And I don’t think they should be concerned. I think we all want the same things. And that’s what they want too, right? That’s what they have been promoting for as long as they’ve been lobbying me—-a tax and regulate regime. I think they’re right to promote that, and I don’t think they should be concerned about any efforts to unduly delay the process, because I want it to happen too.
On avoiding Vince Gray’s mistakes:
You mentioned the lessons of the Gray transition. What does trying to avoid the pitfalls of the last transition in your own consist of?
To be honest with you, I didn’t really pay that much attention to the transition period. I wasn’t involved in it. I wasn’t on any of the teams, my guy didn’t win, all those things.
But I feel strongly about the electoral process, and when the voters speak, everybody gets behind the mayor, whether you’re a Republican or a Democrat or with them or not with them.

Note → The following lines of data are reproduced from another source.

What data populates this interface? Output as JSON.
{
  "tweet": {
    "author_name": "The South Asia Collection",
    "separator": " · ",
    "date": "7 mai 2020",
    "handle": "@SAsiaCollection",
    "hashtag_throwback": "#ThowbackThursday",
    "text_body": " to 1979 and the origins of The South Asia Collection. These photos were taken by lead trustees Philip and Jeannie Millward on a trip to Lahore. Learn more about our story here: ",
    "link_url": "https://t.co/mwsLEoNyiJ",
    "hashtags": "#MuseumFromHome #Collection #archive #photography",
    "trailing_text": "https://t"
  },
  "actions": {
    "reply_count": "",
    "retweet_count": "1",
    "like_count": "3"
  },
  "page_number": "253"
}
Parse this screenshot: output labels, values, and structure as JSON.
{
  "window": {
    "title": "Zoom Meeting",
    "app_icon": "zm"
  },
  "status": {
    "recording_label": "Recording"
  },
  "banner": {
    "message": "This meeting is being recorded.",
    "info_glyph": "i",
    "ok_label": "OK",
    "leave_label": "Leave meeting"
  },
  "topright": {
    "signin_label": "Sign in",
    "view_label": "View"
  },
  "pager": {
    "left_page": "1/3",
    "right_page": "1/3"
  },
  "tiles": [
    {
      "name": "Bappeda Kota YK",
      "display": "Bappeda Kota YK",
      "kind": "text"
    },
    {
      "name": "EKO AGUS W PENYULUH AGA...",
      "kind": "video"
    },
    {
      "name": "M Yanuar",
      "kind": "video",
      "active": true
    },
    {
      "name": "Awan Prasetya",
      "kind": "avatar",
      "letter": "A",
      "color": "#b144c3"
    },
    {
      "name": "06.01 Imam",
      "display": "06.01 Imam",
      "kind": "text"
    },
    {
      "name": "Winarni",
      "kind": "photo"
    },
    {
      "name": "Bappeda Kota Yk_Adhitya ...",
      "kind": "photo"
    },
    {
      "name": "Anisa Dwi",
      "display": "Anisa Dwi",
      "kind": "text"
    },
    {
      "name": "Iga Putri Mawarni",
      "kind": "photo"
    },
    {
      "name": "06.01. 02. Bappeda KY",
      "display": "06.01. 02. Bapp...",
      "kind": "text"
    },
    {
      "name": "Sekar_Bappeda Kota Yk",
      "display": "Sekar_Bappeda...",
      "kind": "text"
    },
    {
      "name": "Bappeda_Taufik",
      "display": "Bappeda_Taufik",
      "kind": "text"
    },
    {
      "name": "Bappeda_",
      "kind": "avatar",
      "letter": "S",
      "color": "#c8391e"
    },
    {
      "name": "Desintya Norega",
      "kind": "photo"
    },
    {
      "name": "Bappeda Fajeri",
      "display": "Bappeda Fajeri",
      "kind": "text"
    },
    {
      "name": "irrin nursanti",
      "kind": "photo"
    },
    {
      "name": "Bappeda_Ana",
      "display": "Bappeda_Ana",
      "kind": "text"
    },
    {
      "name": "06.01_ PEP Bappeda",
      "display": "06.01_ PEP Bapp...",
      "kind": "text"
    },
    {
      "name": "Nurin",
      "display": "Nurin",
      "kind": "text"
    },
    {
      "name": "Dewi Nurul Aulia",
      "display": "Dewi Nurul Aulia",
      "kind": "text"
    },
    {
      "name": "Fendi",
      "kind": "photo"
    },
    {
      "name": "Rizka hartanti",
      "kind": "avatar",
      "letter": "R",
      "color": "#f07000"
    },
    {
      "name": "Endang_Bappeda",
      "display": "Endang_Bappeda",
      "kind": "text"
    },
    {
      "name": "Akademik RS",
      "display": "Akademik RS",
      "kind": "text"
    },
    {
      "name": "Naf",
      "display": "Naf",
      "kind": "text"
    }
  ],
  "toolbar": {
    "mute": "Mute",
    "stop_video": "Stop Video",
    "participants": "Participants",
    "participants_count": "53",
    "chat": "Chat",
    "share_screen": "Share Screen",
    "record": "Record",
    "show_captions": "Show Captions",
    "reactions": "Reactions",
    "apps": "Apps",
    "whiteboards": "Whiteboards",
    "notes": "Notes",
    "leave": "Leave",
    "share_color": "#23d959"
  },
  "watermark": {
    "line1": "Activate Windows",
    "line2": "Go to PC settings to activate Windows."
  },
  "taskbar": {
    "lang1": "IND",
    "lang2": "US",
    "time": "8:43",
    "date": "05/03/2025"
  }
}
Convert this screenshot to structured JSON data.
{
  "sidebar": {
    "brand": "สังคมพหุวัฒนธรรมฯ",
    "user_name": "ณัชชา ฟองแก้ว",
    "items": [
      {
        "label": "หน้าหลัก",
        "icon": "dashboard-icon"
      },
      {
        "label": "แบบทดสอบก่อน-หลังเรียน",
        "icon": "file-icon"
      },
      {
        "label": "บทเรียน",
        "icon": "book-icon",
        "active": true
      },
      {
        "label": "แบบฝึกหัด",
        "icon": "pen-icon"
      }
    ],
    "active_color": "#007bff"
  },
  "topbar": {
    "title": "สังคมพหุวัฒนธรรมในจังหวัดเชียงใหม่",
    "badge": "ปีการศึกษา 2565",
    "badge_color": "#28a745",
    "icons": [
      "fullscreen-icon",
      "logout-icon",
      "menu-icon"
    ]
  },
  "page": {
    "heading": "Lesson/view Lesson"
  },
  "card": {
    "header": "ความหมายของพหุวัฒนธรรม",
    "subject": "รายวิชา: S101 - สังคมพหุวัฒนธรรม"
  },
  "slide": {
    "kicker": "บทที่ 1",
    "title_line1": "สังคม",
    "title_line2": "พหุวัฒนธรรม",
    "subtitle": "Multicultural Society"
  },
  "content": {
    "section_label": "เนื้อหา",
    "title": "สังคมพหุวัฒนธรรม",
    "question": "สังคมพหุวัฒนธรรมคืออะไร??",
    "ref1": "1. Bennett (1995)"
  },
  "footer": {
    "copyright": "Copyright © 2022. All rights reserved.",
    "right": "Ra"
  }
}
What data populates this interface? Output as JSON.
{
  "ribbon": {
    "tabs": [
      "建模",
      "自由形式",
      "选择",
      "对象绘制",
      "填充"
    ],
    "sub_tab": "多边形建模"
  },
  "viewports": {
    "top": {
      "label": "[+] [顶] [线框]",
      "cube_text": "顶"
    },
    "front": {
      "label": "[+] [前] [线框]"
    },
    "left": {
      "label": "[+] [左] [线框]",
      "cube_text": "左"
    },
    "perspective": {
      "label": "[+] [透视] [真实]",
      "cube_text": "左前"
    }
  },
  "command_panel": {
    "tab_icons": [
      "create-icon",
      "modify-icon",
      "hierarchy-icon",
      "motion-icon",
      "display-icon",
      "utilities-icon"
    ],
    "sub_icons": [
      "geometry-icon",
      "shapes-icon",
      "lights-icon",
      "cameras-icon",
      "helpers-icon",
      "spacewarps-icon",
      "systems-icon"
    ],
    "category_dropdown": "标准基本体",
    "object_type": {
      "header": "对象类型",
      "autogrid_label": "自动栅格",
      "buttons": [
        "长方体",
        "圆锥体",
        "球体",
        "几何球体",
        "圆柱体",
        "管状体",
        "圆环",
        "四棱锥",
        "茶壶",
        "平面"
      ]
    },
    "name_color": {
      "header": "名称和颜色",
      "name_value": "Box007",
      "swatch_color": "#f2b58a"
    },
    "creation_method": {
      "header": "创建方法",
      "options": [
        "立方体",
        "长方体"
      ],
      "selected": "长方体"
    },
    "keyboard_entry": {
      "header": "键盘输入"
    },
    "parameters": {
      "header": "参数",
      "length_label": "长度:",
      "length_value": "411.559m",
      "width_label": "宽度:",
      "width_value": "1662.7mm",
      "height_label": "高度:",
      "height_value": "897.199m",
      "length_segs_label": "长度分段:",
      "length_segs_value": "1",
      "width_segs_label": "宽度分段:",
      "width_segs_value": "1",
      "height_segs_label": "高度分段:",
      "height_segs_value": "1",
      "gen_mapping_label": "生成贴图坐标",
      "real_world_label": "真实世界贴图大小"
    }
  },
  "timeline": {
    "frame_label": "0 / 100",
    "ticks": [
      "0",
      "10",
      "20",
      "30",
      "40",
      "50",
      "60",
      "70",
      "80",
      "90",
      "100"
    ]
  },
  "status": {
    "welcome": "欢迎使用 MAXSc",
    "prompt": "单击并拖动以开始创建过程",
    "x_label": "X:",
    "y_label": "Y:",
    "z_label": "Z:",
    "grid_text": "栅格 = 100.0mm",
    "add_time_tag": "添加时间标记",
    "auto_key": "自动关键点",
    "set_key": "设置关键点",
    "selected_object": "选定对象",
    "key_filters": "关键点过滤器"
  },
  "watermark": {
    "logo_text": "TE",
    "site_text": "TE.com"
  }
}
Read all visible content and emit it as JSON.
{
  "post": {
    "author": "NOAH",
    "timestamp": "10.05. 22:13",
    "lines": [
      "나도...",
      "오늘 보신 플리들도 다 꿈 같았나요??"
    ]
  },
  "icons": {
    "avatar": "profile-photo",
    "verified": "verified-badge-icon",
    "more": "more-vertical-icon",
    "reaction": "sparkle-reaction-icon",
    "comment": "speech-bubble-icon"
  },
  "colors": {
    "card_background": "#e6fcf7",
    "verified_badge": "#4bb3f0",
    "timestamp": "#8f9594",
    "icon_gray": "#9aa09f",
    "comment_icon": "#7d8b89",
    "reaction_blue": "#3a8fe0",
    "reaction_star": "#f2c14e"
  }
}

I only walked into it expecting that we would have a good four years with a new mayor.
But I think the early missteps around hiring sent the signal to the electorate: “Watch out. Everybody kind of watch out so things don’t go wrong.” We wanted to really have a focus on openness and transparency and ethics during our transition period, send that signal to the all the people that support us.”
On her soon-to-be former colleagues at the D.C. Council:
Do you find that people on the Council are treating you better now that you’re the future mayor?
They’ve always treated me well. But it is a change in roles, and we’ve gotten a chance to have face-to-face sitdowns I think with six councilmembers so far, and I’ll meet with everybody by mid-next week.
It’s been good. People are very cooperative. They want to get the work of this session done, as I do too, but also looking forward to what’s next.
When can we start hearing names of people in the Bowser administration?
I hope soon. It’s important. Especially I’d like to get the city administrator named so that he or she can help me with other appointments. So I would expect some of those to come out soon.
You think that’ll be your first one?
I’m hopeful. Unless there’s somebody really cool that we want to go with first, then that will happen. I promise. But we’re doing it feverishly.
Photo by Darrow Montgomery